> **PROBLEM DESCRIPTION**:
Please output the entries that follow exactly, without a single image.

%%

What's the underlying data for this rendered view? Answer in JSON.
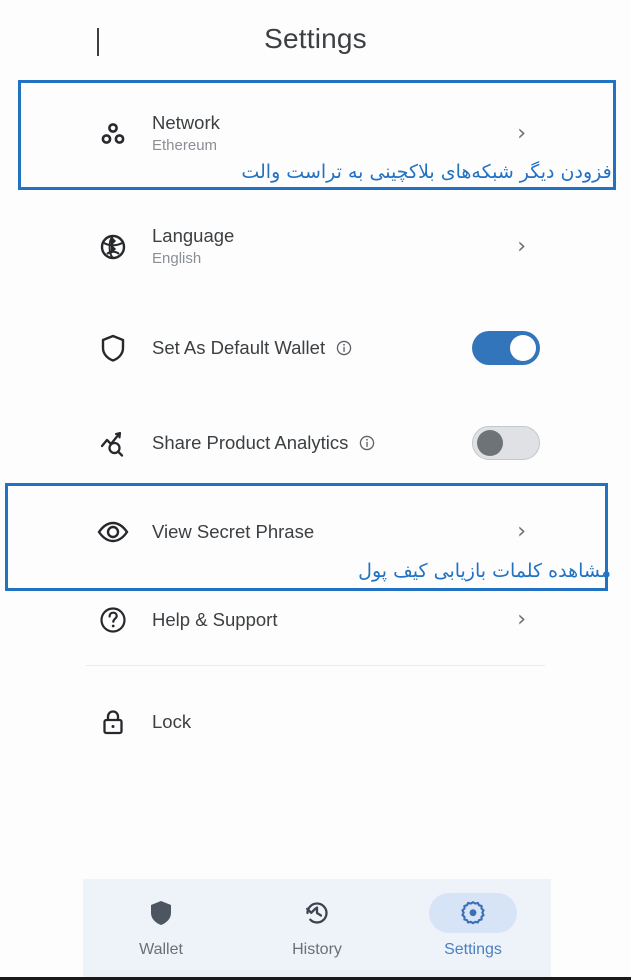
{
  "header": {
    "title": "Settings",
    "back_icon": "back-caret-icon"
  },
  "settings_rows": [
    {
      "id": "network",
      "icon": "network-nodes-icon",
      "title": "Network",
      "subtitle": "Ethereum",
      "accessory": "chevron-right",
      "chevron": "›"
    },
    {
      "id": "language",
      "icon": "globe-icon",
      "title": "Language",
      "subtitle": "English",
      "accessory": "chevron-right",
      "chevron": "›"
    },
    {
      "id": "default-wallet",
      "icon": "shield-icon",
      "title": "Set As Default Wallet",
      "subtitle": "",
      "accessory": "toggle",
      "toggle_state": "on",
      "has_info": true
    },
    {
      "id": "share-analytics",
      "icon": "analytics-search-icon",
      "title": "Share Product Analytics",
      "subtitle": "",
      "accessory": "toggle",
      "toggle_state": "off",
      "has_info": true
    },
    {
      "id": "view-secret-phrase",
      "icon": "eye-icon",
      "title": "View Secret Phrase",
      "subtitle": "",
      "accessory": "chevron-right",
      "chevron": "›"
    },
    {
      "id": "help-support",
      "icon": "question-circle-icon",
      "title": "Help & Support",
      "subtitle": "",
      "accessory": "chevron-right",
      "chevron": "›"
    },
    {
      "id": "lock",
      "icon": "lock-icon",
      "title": "Lock",
      "subtitle": "",
      "accessory": "none"
    }
  ],
  "annotations": [
    {
      "id": "network-annotation",
      "text": "افزودن دیگر شبکه‌های بلاکچینی به تراست والت",
      "color": "#2272c4"
    },
    {
      "id": "secret-phrase-annotation",
      "text": "مشاهده کلمات بازیابی کیف پول",
      "color": "#2272c4"
    }
  ],
  "bottom_nav": {
    "items": [
      {
        "id": "wallet",
        "icon": "shield-filled-icon",
        "label": "Wallet",
        "active": false
      },
      {
        "id": "history",
        "icon": "clock-history-icon",
        "label": "History",
        "active": false
      },
      {
        "id": "settings",
        "icon": "gear-icon",
        "label": "Settings",
        "active": true
      }
    ]
  },
  "colors": {
    "accent": "#3375bb",
    "annotation": "#2272c4",
    "nav_active_pill": "#d7e3f7",
    "nav_bg": "#eef2f9",
    "toggle_off_track": "#dfe1e5",
    "toggle_off_knob": "#6e7378",
    "text_primary": "#3c4043",
    "text_secondary": "#8a8f95"
  }
}
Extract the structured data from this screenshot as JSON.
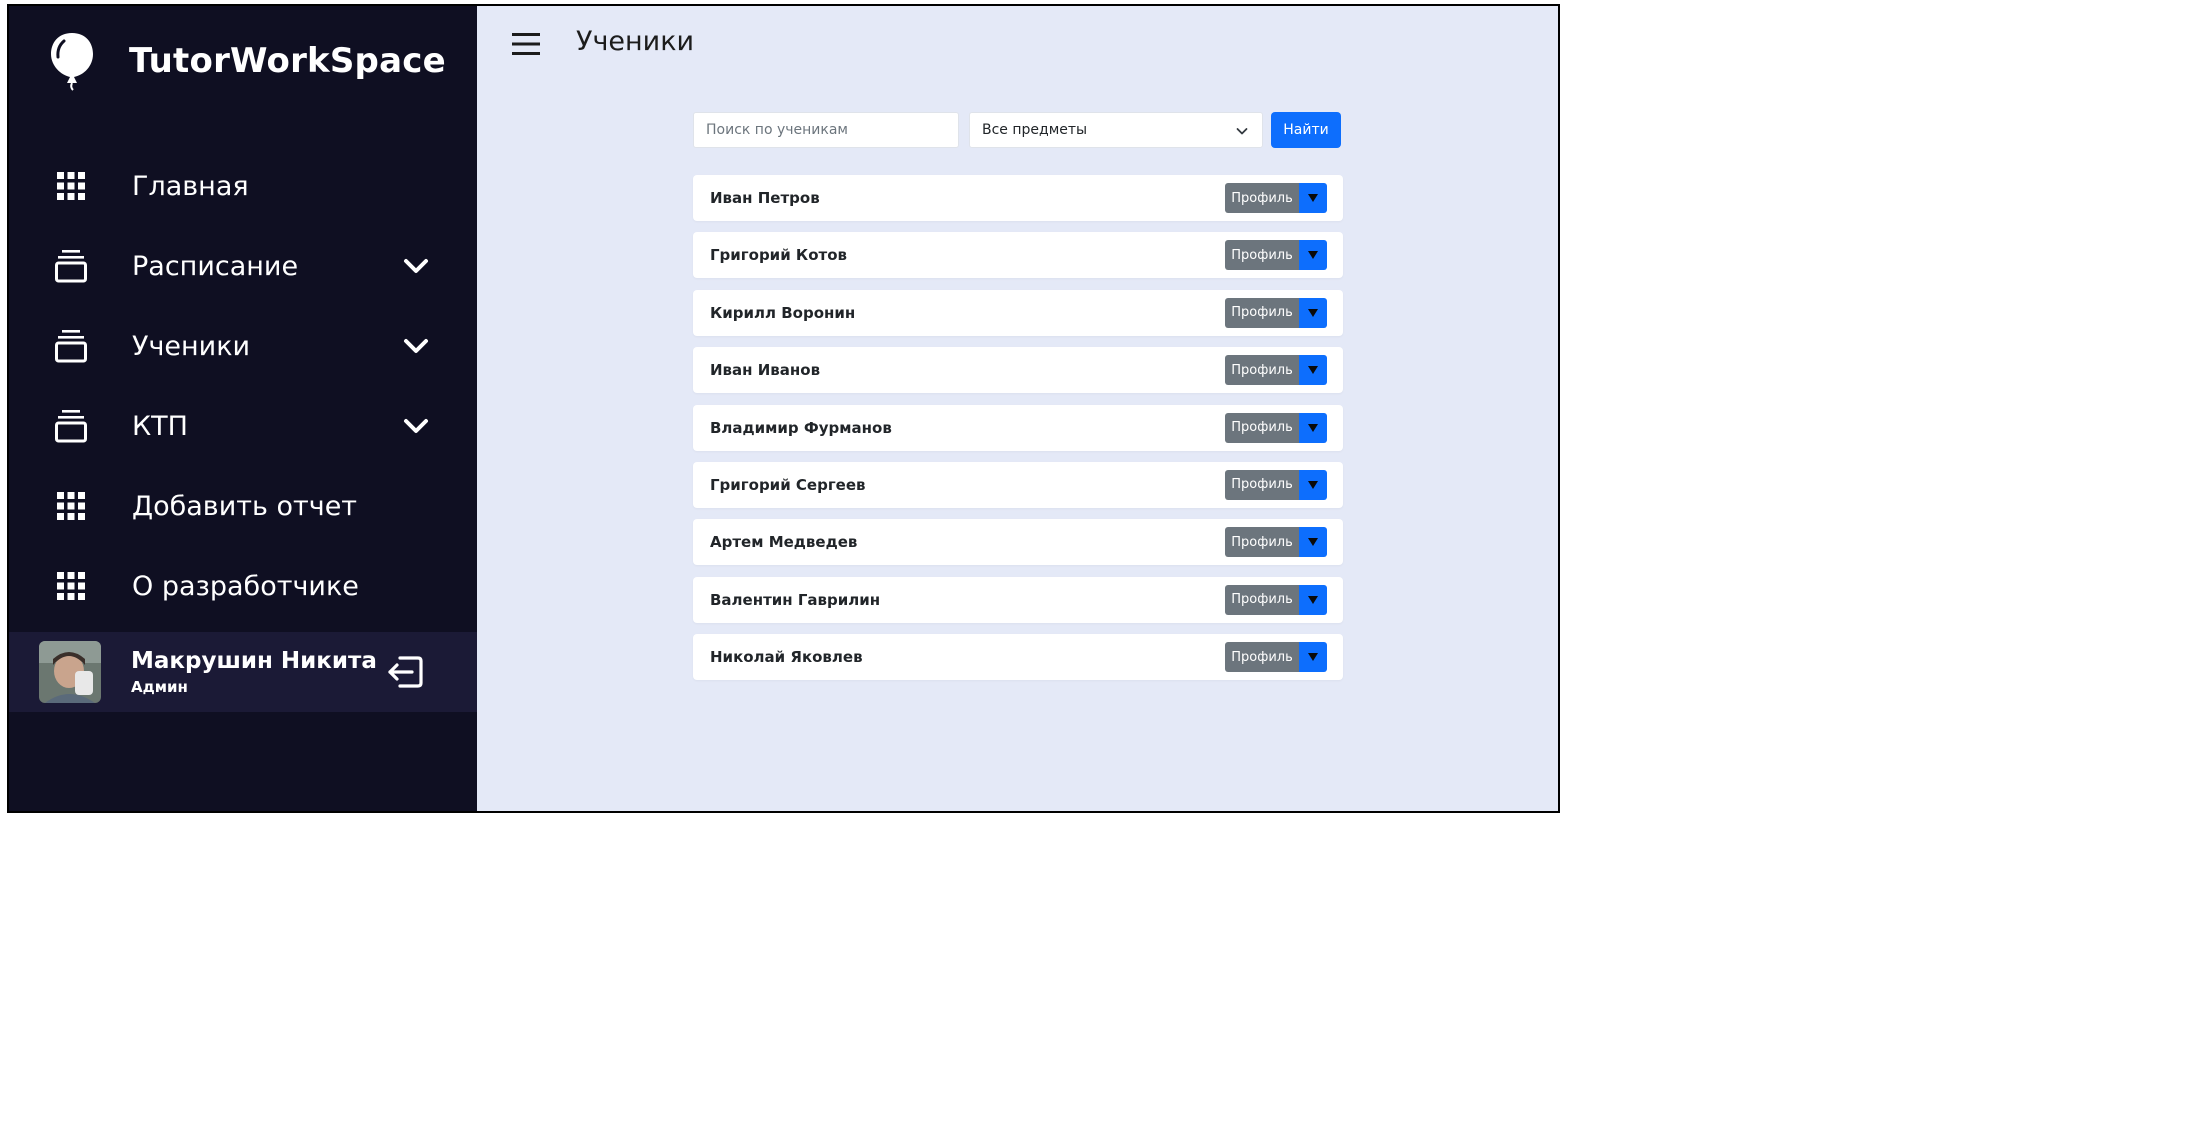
{
  "app": {
    "name": "TutorWorkSpace"
  },
  "sidebar": {
    "items": [
      {
        "label": "Главная",
        "icon": "grid-icon",
        "has_submenu": false
      },
      {
        "label": "Расписание",
        "icon": "stack-icon",
        "has_submenu": true
      },
      {
        "label": "Ученики",
        "icon": "stack-icon",
        "has_submenu": true
      },
      {
        "label": "КТП",
        "icon": "stack-icon",
        "has_submenu": true
      },
      {
        "label": "Добавить отчет",
        "icon": "grid-icon",
        "has_submenu": false
      },
      {
        "label": "О разработчике",
        "icon": "grid-icon",
        "has_submenu": false
      }
    ],
    "user": {
      "name": "Макрушин Никита",
      "role": "Админ"
    }
  },
  "header": {
    "title": "Ученики"
  },
  "search": {
    "placeholder": "Поиск по ученикам",
    "value": "",
    "subject_selected": "Все предметы",
    "submit_label": "Найти"
  },
  "students": [
    {
      "name": "Иван Петров",
      "action_label": "Профиль"
    },
    {
      "name": "Григорий Котов",
      "action_label": "Профиль"
    },
    {
      "name": "Кирилл Воронин",
      "action_label": "Профиль"
    },
    {
      "name": "Иван Иванов",
      "action_label": "Профиль"
    },
    {
      "name": "Владимир Фурманов",
      "action_label": "Профиль"
    },
    {
      "name": "Григорий Сергеев",
      "action_label": "Профиль"
    },
    {
      "name": "Артем Медведев",
      "action_label": "Профиль"
    },
    {
      "name": "Валентин Гаврилин",
      "action_label": "Профиль"
    },
    {
      "name": "Николай Яковлев",
      "action_label": "Профиль"
    }
  ],
  "colors": {
    "sidebar_bg": "#0f0f22",
    "sidebar_user_bg": "#1b1a36",
    "main_bg": "#e4e9f7",
    "primary": "#0d6efd",
    "secondary": "#6c757d"
  }
}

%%

> **RESPONSE AREA**:
What's the underlying data for this rendered view? Answer in JSON.
{
  "header": {
    "title": "Settings",
    "back_icon": "back-caret-icon"
  },
  "settings_rows": [
    {
      "id": "network",
      "icon": "network-nodes-icon",
      "title": "Network",
      "subtitle": "Ethereum",
      "accessory": "chevron-right",
      "chevron": "›"
    },
    {
      "id": "language",
      "icon": "globe-icon",
      "title": "Language",
      "subtitle": "English",
      "accessory": "chevron-right",
      "chevron": "›"
    },
    {
      "id": "default-wallet",
      "icon": "shield-icon",
      "title": "Set As Default Wallet",
      "subtitle": "",
      "accessory": "toggle",
      "toggle_state": "on",
      "has_info": true
    },
    {
      "id": "share-analytics",
      "icon": "analytics-search-icon",
      "title": "Share Product Analytics",
      "subtitle": "",
      "accessory": "toggle",
      "toggle_state": "off",
      "has_info": true
    },
    {
      "id": "view-secret-phrase",
      "icon": "eye-icon",
      "title": "View Secret Phrase",
      "subtitle": "",
      "accessory": "chevron-right",
      "chevron": "›"
    },
    {
      "id": "help-support",
      "icon": "question-circle-icon",
      "title": "Help & Support",
      "subtitle": "",
      "accessory": "chevron-right",
      "chevron": "›"
    },
    {
      "id": "lock",
      "icon": "lock-icon",
      "title": "Lock",
      "subtitle": "",
      "accessory": "none"
    }
  ],
  "annotations": [
    {
      "id": "network-annotation",
      "text": "افزودن دیگر شبکه‌های بلاکچینی به تراست والت",
      "color": "#2272c4"
    },
    {
      "id": "secret-phrase-annotation",
      "text": "مشاهده کلمات بازیابی کیف پول",
      "color": "#2272c4"
    }
  ],
  "bottom_nav": {
    "items": [
      {
        "id": "wallet",
        "icon": "shield-filled-icon",
        "label": "Wallet",
        "active": false
      },
      {
        "id": "history",
        "icon": "clock-history-icon",
        "label": "History",
        "active": false
      },
      {
        "id": "settings",
        "icon": "gear-icon",
        "label": "Settings",
        "active": true
      }
    ]
  },
  "colors": {
    "accent": "#3375bb",
    "annotation": "#2272c4",
    "nav_active_pill": "#d7e3f7",
    "nav_bg": "#eef2f9",
    "toggle_off_track": "#dfe1e5",
    "toggle_off_knob": "#6e7378",
    "text_primary": "#3c4043",
    "text_secondary": "#8a8f95"
  }
}
Extract the structured data from this screenshot as JSON.
{
  "app": {
    "name": "TutorWorkSpace"
  },
  "sidebar": {
    "items": [
      {
        "label": "Главная",
        "icon": "grid-icon",
        "has_submenu": false
      },
      {
        "label": "Расписание",
        "icon": "stack-icon",
        "has_submenu": true
      },
      {
        "label": "Ученики",
        "icon": "stack-icon",
        "has_submenu": true
      },
      {
        "label": "КТП",
        "icon": "stack-icon",
        "has_submenu": true
      },
      {
        "label": "Добавить отчет",
        "icon": "grid-icon",
        "has_submenu": false
      },
      {
        "label": "О разработчике",
        "icon": "grid-icon",
        "has_submenu": false
      }
    ],
    "user": {
      "name": "Макрушин Никита",
      "role": "Админ"
    }
  },
  "header": {
    "title": "Ученики"
  },
  "search": {
    "placeholder": "Поиск по ученикам",
    "value": "",
    "subject_selected": "Все предметы",
    "submit_label": "Найти"
  },
  "students": [
    {
      "name": "Иван Петров",
      "action_label": "Профиль"
    },
    {
      "name": "Григорий Котов",
      "action_label": "Профиль"
    },
    {
      "name": "Кирилл Воронин",
      "action_label": "Профиль"
    },
    {
      "name": "Иван Иванов",
      "action_label": "Профиль"
    },
    {
      "name": "Владимир Фурманов",
      "action_label": "Профиль"
    },
    {
      "name": "Григорий Сергеев",
      "action_label": "Профиль"
    },
    {
      "name": "Артем Медведев",
      "action_label": "Профиль"
    },
    {
      "name": "Валентин Гаврилин",
      "action_label": "Профиль"
    },
    {
      "name": "Николай Яковлев",
      "action_label": "Профиль"
    }
  ],
  "colors": {
    "sidebar_bg": "#0f0f22",
    "sidebar_user_bg": "#1b1a36",
    "main_bg": "#e4e9f7",
    "primary": "#0d6efd",
    "secondary": "#6c757d"
  }
}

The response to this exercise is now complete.